Current Greater One-horned Rhino Numbers and Distribution
There currently are approximately 3,333 greater one-horned rhinos surviving (IUCN Asian Rhino Specialist Group, 2013).



  • The greater one-horned rhino lives in northern India and southern Nepal. In both areas, the species mainly inhabits riverine (floodplain) grasslands and occasionally utilizes some adjacent woodland.
  • Greater one-horned rhinos are grazers, although occasionally they consume browse. When not grazing on land, animals like to immerse themselves in water, where they also graze on aquatic grass-like plants. This species is the most amphibious of the living rhinos.
  • Gestation lasts approximately 15-16 months, and mothers give birth to one calf every 2-3 years.
  • Females reach sexual maturity between 5 and 7 years of age; males mature at approximately 10 years of age.
  • Greater one-horned rhinos are usually solitary except for females with young. Males maintain loosely-defended territories.

IRF programs in Asia. 
Learn more about the Indian Rhino Vision 2020 project.


Common Names

  • Greater one-horned rhinoceros: referring to the single large horn
  • Indian and/or Nepalese rhinoceros: referring to the species'  range

Scientific Name and Origin
Rhinoceros unicornis

Rhinoceros: from the Greek “rhino”, meaning "nose" and “ceros”, meaning "horn" and “unicornis” from the Latin “uni”, meaning "one" and “cornis”, meaning "horn"

Physical Characteristics

Weight: 4,000-6,000 lbs (1,800 - 2,700 kg) 
Height: 5.75 - 6.5 feet (1.75 - 2.0 m) tall at shoulder 
Length: 10- 12.5 feet (3.0-3.8m) length of head and body


As the name suggests, greater one-horned rhinos have a single horn 8 to 24 inches (20 to 61 cm) long.
Other Features: Brownish-gray, hairless, with folds of skin that resemble plates of armor with rivets.

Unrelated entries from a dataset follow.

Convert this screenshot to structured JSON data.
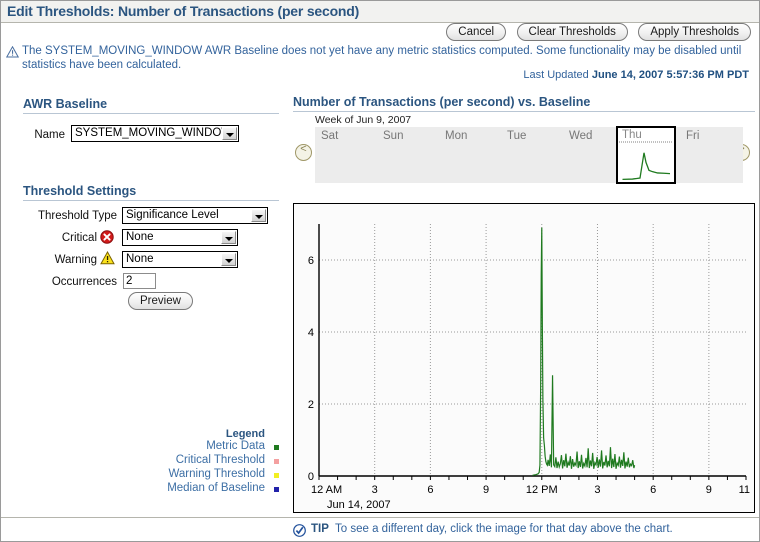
{
  "window": {
    "title": "Edit Thresholds: Number of Transactions (per second)"
  },
  "toolbar": {
    "cancel_label": "Cancel",
    "clear_label": "Clear Thresholds",
    "apply_label": "Apply Thresholds"
  },
  "message": {
    "icon": "warning-triangle-icon",
    "text": "The SYSTEM_MOVING_WINDOW AWR Baseline does not yet have any metric statistics computed. Some functionality may be disabled until statistics have been calculated."
  },
  "last_updated": {
    "label": "Last Updated",
    "value": "June 14, 2007 5:57:36 PM PDT"
  },
  "awr_baseline": {
    "heading": "AWR Baseline",
    "name_label": "Name",
    "name_value": "SYSTEM_MOVING_WINDOW"
  },
  "threshold_settings": {
    "heading": "Threshold Settings",
    "type_label": "Threshold Type",
    "type_value": "Significance Level",
    "critical_label": "Critical",
    "critical_value": "None",
    "warning_label": "Warning",
    "warning_value": "None",
    "occurrences_label": "Occurrences",
    "occurrences_value": "2",
    "preview_label": "Preview"
  },
  "legend": {
    "title": "Legend",
    "items": [
      {
        "label": "Metric Data",
        "color": "#1f7a1f"
      },
      {
        "label": "Critical Threshold",
        "color": "#f4a0a0"
      },
      {
        "label": "Warning Threshold",
        "color": "#f2ef22"
      },
      {
        "label": "Median of Baseline",
        "color": "#2222aa"
      }
    ]
  },
  "chart_panel": {
    "heading": "Number of Transactions (per second) vs. Baseline",
    "week_of": "Week of Jun 9, 2007",
    "prev_label": "<",
    "next_label": ">",
    "days": [
      {
        "label": "Sat",
        "selected": false
      },
      {
        "label": "Sun",
        "selected": false
      },
      {
        "label": "Mon",
        "selected": false
      },
      {
        "label": "Tue",
        "selected": false
      },
      {
        "label": "Wed",
        "selected": false
      },
      {
        "label": "Thu",
        "selected": true
      },
      {
        "label": "Fri",
        "selected": false
      }
    ]
  },
  "tip": {
    "icon": "check-circle-icon",
    "label": "TIP",
    "text": "To see a different day, click the image for that day above the chart."
  },
  "chart_data": {
    "type": "line",
    "title": "Number of Transactions (per second) vs. Baseline",
    "xlabel": "Jun 14, 2007",
    "ylabel": "",
    "date_label": "Jun 14, 2007",
    "series_name": "Metric Data",
    "series_color": "#1f7a1f",
    "grid": true,
    "legend_position": "left-outside",
    "xlim": [
      0,
      23
    ],
    "ylim": [
      0,
      7
    ],
    "yticks": [
      0,
      2,
      4,
      6
    ],
    "ytick_labels": [
      "0",
      "2",
      "4",
      "6"
    ],
    "xticks": [
      0,
      3,
      6,
      9,
      12,
      15,
      18,
      21,
      23
    ],
    "xtick_labels": [
      "12 AM",
      "3",
      "6",
      "9",
      "12 PM",
      "3",
      "6",
      "9",
      "11"
    ],
    "x": [
      11.5,
      11.6,
      11.7,
      11.8,
      11.86,
      11.9,
      11.94,
      11.97,
      12.0,
      12.03,
      12.06,
      12.1,
      12.14,
      12.18,
      12.22,
      12.26,
      12.3,
      12.34,
      12.4,
      12.46,
      12.52,
      12.58,
      12.64,
      12.7,
      12.76,
      12.82,
      12.88,
      12.94,
      13.0,
      13.06,
      13.12,
      13.18,
      13.24,
      13.3,
      13.36,
      13.42,
      13.48,
      13.54,
      13.6,
      13.66,
      13.72,
      13.78,
      13.84,
      13.9,
      13.96,
      14.02,
      14.08,
      14.14,
      14.2,
      14.26,
      14.32,
      14.38,
      14.44,
      14.5,
      14.56,
      14.62,
      14.68,
      14.74,
      14.8,
      14.86,
      14.92,
      14.98,
      15.04,
      15.1,
      15.16,
      15.22,
      15.28,
      15.34,
      15.4,
      15.46,
      15.52,
      15.58,
      15.64,
      15.7,
      15.76,
      15.82,
      15.88,
      15.94,
      16.0,
      16.06,
      16.12,
      16.18,
      16.24,
      16.3,
      16.36,
      16.42,
      16.48,
      16.54,
      16.6,
      16.66,
      16.72,
      16.78,
      16.84,
      16.9,
      16.96,
      17.0
    ],
    "y": [
      0.02,
      0.03,
      0.04,
      0.06,
      0.1,
      0.3,
      2.5,
      5.6,
      6.9,
      4.2,
      2.1,
      1.05,
      0.85,
      0.55,
      0.4,
      0.33,
      0.3,
      0.45,
      0.28,
      0.6,
      0.24,
      2.8,
      0.31,
      0.26,
      0.52,
      0.22,
      0.4,
      0.25,
      0.34,
      0.58,
      0.21,
      0.44,
      0.27,
      0.62,
      0.23,
      0.38,
      0.29,
      0.55,
      0.2,
      0.47,
      0.26,
      0.36,
      0.3,
      0.68,
      0.22,
      0.41,
      0.25,
      0.59,
      0.21,
      0.35,
      0.28,
      0.5,
      0.24,
      0.77,
      0.22,
      0.43,
      0.27,
      0.64,
      0.2,
      0.37,
      0.31,
      0.53,
      0.23,
      0.46,
      0.26,
      0.71,
      0.21,
      0.39,
      0.29,
      0.57,
      0.24,
      0.42,
      0.27,
      0.8,
      0.22,
      0.48,
      0.25,
      0.61,
      0.2,
      0.36,
      0.3,
      0.54,
      0.23,
      0.45,
      0.28,
      0.66,
      0.21,
      0.4,
      0.26,
      0.51,
      0.24,
      0.33,
      0.29,
      0.44,
      0.22,
      0.3
    ],
    "thumbnail": {
      "day": "Thu",
      "median_line_visible": true,
      "x": [
        0.05,
        0.25,
        0.4,
        0.48,
        0.52,
        0.58,
        0.65,
        0.75,
        0.88,
        1.0
      ],
      "y": [
        0.02,
        0.03,
        0.06,
        0.85,
        0.55,
        0.3,
        0.26,
        0.22,
        0.21,
        0.2
      ]
    }
  }
}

The upper lip is semi-prehensile, well-adapted to grasping branches and leaves.